**REQUIREMENT**
Below is a listing. Copy each line of it that holds the word "value".

• • • • • • •

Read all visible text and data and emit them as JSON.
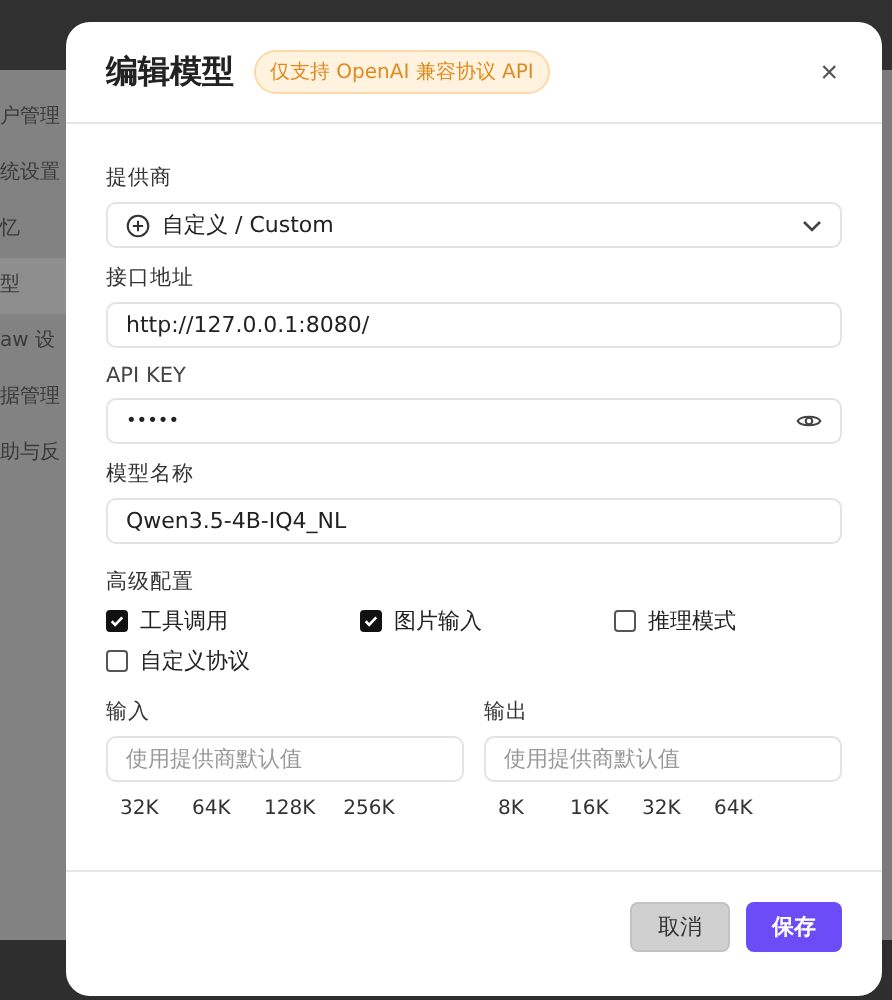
{
  "sidebar": {
    "items": [
      {
        "label": "户管理",
        "selected": false
      },
      {
        "label": "统设置",
        "selected": false
      },
      {
        "label": "忆",
        "selected": false
      },
      {
        "label": "型",
        "selected": true
      },
      {
        "label": "aw 设",
        "selected": false
      },
      {
        "label": "据管理",
        "selected": false
      },
      {
        "label": "助与反",
        "selected": false
      }
    ]
  },
  "dialog": {
    "title": "编辑模型",
    "badge": "仅支持 OpenAI 兼容协议 API",
    "close": "×",
    "provider": {
      "label": "提供商",
      "value": "自定义 / Custom"
    },
    "endpoint": {
      "label": "接口地址",
      "value": "http://127.0.0.1:8080/"
    },
    "api_key": {
      "label": "API KEY",
      "value": "•••••"
    },
    "model_name": {
      "label": "模型名称",
      "value": "Qwen3.5-4B-IQ4_NL"
    },
    "advanced": {
      "label": "高级配置",
      "options": [
        {
          "label": "工具调用",
          "checked": true
        },
        {
          "label": "图片输入",
          "checked": true
        },
        {
          "label": "推理模式",
          "checked": false
        },
        {
          "label": "自定义协议",
          "checked": false
        }
      ]
    },
    "input": {
      "label": "输入",
      "placeholder": "使用提供商默认值",
      "presets": [
        "32K",
        "64K",
        "128K",
        "256K"
      ]
    },
    "output": {
      "label": "输出",
      "placeholder": "使用提供商默认值",
      "presets": [
        "8K",
        "16K",
        "32K",
        "64K"
      ]
    },
    "buttons": [
      {
        "label": "取消",
        "kind": "secondary"
      },
      {
        "label": "保存",
        "kind": "primary"
      }
    ]
  }
}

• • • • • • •

**EXERCISE OUTPUT**
      "value": "自定义 / Custom"
      "value": "http://127.0.0.1:8080/"
      "value": "•••••"
      "value": "Qwen3.5-4B-IQ4_NL"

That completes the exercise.